To build and sustain a community of effective leaders that will address current and future challenges and opportunities.
To educate, equip and engage existing and emerging leaders through a diversity of people, thoughts and experiences that lead Gwinnett to a better future.
by T. Michael Tennant – Chairman, Leadership Gwinnett Board of Trustees
The year was 1984. Gwinnett County was undergoing its own Orwellian experience. Described only six years before by Walter Cronkite on the CBS Evening News as a “sleepy little hamlet,” Gwinnett County was changing rapidly in population, diversity, average age and job growth. A sea of change occurred in political preference from longtime Democratic to Reagan Republican.
Other things were happening too: The Council for Quality Growth was formed, the Gwinnett Foundation, now the Community Foundation of Northeast Georgia was established, the Convention and Visitors Bureau was a mere five person committee of the Chamber of Commerce, Gwinnett Place Mall opened and Gwinnett Public Schools had a mere 41,445 students. Political, business and civic leadership were changing rapidly. Subdivision homeowners associations were emerging in power and influence. New Gwinnettians now outnumbered native Gwinnettians. A new day had dawned.
Led by Gwinnett Chamber CEO, John F. “Jack” Sawyer, a group of existing leaders, all graduates from either Leadership Atlanta, Leadership Georgia or other recognized leadership programs, came together to discuss the need and formation of Leadership Gwinnett. Funded by the Chamber, this group crafted and developed a curriculum, enlisted volunteers, engaged facilitators, developed an application package that had both subjective and objective criteria and embarked upon selection of Class Number One — the first class to claim to be “The Best Class Ever.”
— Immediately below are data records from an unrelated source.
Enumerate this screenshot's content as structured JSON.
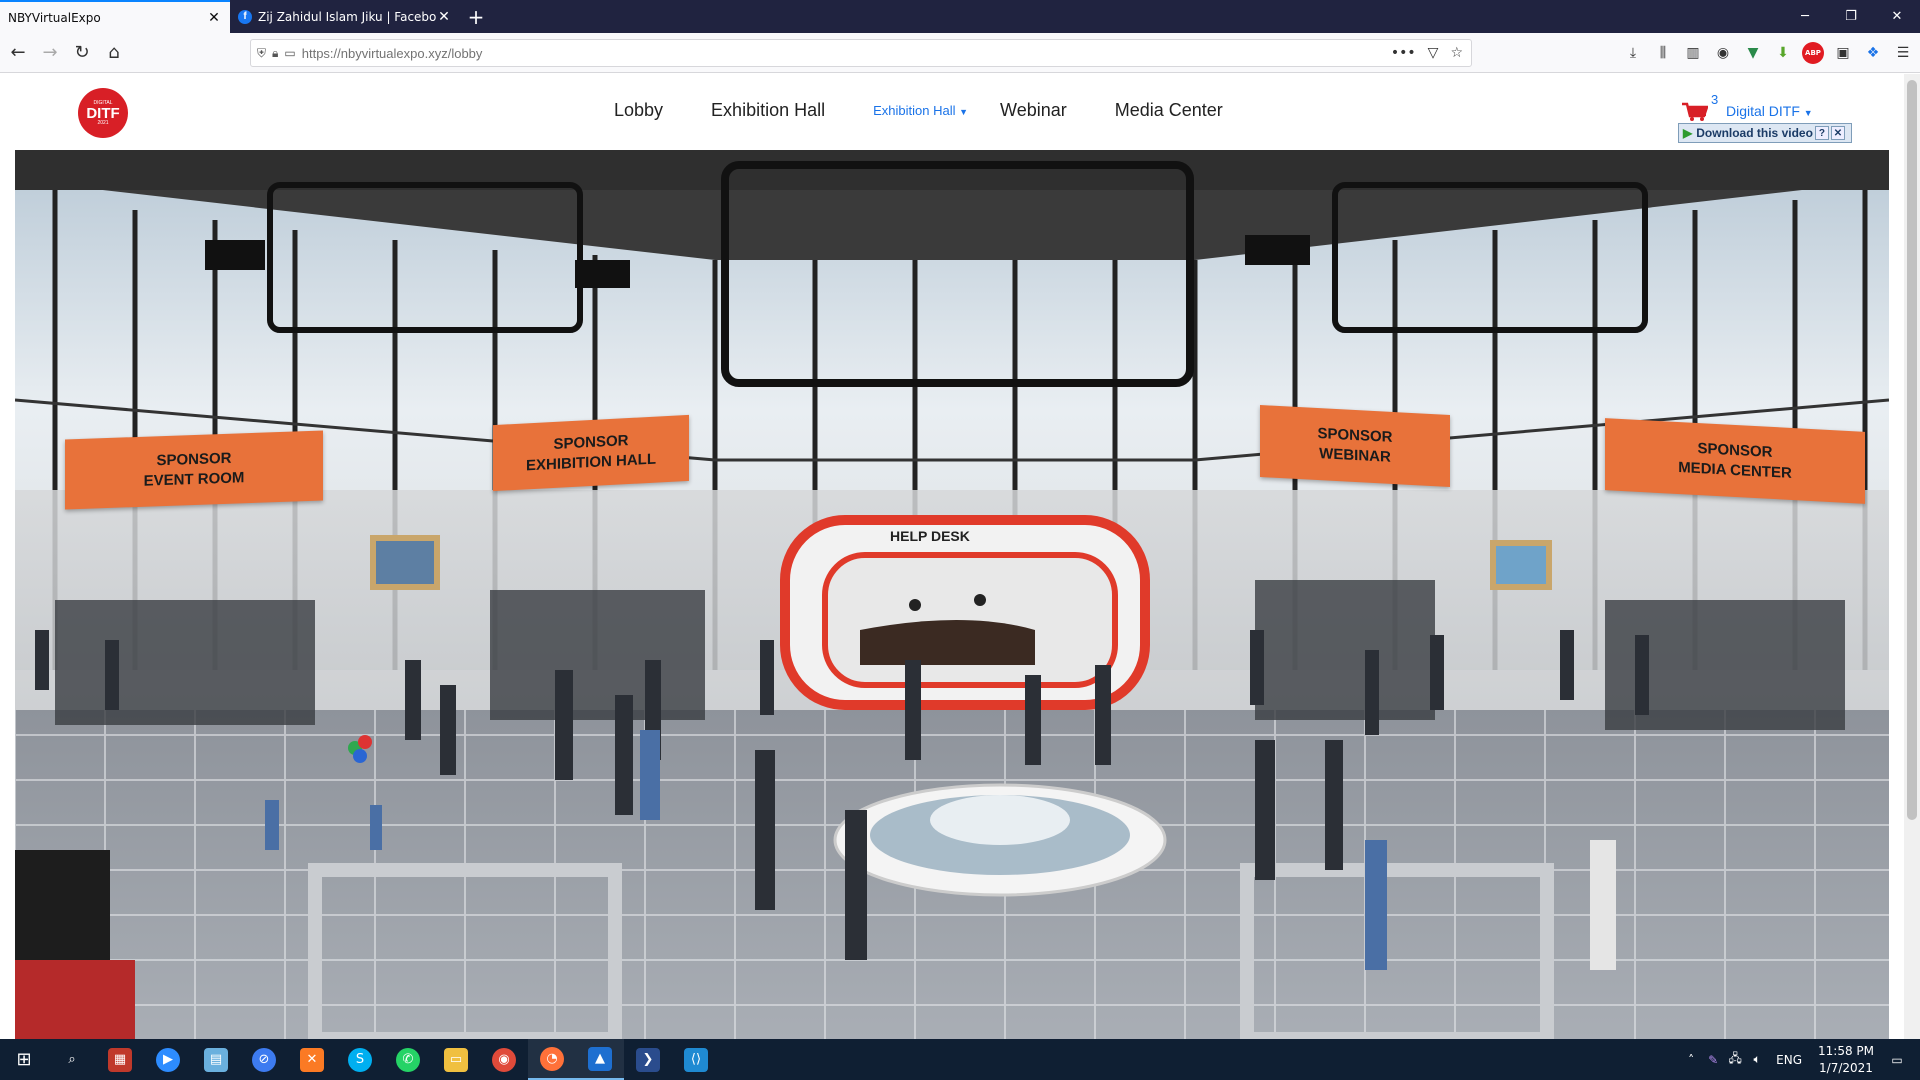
{
  "browser": {
    "tabs": [
      {
        "title": "NBYVirtualExpo",
        "active": true
      },
      {
        "title": "Zij Zahidul Islam Jiku | Faceboo",
        "active": false,
        "icon": "facebook-icon"
      }
    ],
    "new_tab_label": "+",
    "url": "https://nbyvirtualexpo.xyz/lobby",
    "url_more_label": "•••"
  },
  "site": {
    "logo": {
      "line1": "DIGITAL",
      "line2": "DITF",
      "line3": "2021"
    },
    "menu": [
      {
        "label": "Lobby"
      },
      {
        "label": "Exhibition Hall"
      },
      {
        "label": "Exhibition Hall",
        "dropdown": true
      },
      {
        "label": "Webinar"
      },
      {
        "label": "Media Center"
      }
    ],
    "cart_count": "3",
    "account_label": "Digital DITF",
    "download_video_label": "Download this video",
    "download_help_label": "?",
    "download_close_label": "✕"
  },
  "lobby": {
    "signs": [
      {
        "label": "SPONSOR\nEVENT ROOM"
      },
      {
        "label": "SPONSOR\nEXHIBITION HALL"
      },
      {
        "label": "SPONSOR\nWEBINAR"
      },
      {
        "label": "SPONSOR\nMEDIA CENTER"
      }
    ],
    "help_desk_label": "HELP DESK",
    "colors": {
      "sign": "#e8723a",
      "help_desk_frame": "#e03a2a",
      "floor": "#9aa0a8",
      "ceiling": "#2b2b2b"
    }
  },
  "taskbar": {
    "apps": [
      "start-icon",
      "search-icon",
      "paint-icon",
      "zoom-icon",
      "notepad-icon",
      "safari-icon",
      "xampp-icon",
      "skype-icon",
      "whatsapp-icon",
      "file-explorer-icon",
      "chrome-icon",
      "firefox-icon",
      "photos-icon",
      "powershell-icon",
      "vscode-icon"
    ],
    "language": "ENG",
    "time": "11:58 PM",
    "date": "1/7/2021"
  }
}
Fall Retreat was held at Calloway Gardens with the class thereafter participating in Seven Program Days: Power, Regional Relationships, Education, The Other Side of Gwinnett, Government, Growth and Criminal Justice with the Spring Retreat at what was the Falcon Inn at Interstate 85 and Lawrenceville Suwanee Road in May 1986.
The original group, who became the “Founding Steering Committee”, was comprised of: Beauty Baldwin, Superintendent of Buford City Schools; Elliott Brack, Publisher of the Gwinnett Daily News; Carolyn Collins; Art Dana, partner with Price Waterhouse; John Johnson, President of Investors Trust Bank; George Thompson, Superintendent of Gwinnett County Schools; Tom Mitchell, Gwinnett Hospital System; Mike Pope, Williams Industries and Larry Edmondson and me, partners with Tennant, Andersen, Davidson & Edmondson P.C.. Elliott Brack was chosen as General Chair. Jann S. Moore was the Chamber staff liaison who kept us organized and on target. She also administered the logistics of the entire program.
The potential success of Leadership Gwinnett was doubted by some, including elected city, county and state officials, plus competing leadership programs that discouraged the formation of Leadership Gwinnett. Committed and resolved, Leadership Gwinnett embarked and has, year after year, with class after class, validated the theory on which it was formed – That new leaders were needed for Gwinnett County to become a first-class community.
Leadership Gwinnett has grown to be one of the most respected leadership programs in the United States, envied by many but duplicated by none. Leadership Gwinnett now has nearly 1,000 alumni. The program achieved a coming together of many divergent components of the county that either did not know one another or never had real opportunity for dialogue and understanding. Leadership Gwinnett brought people together geographically, culturally and intellectually.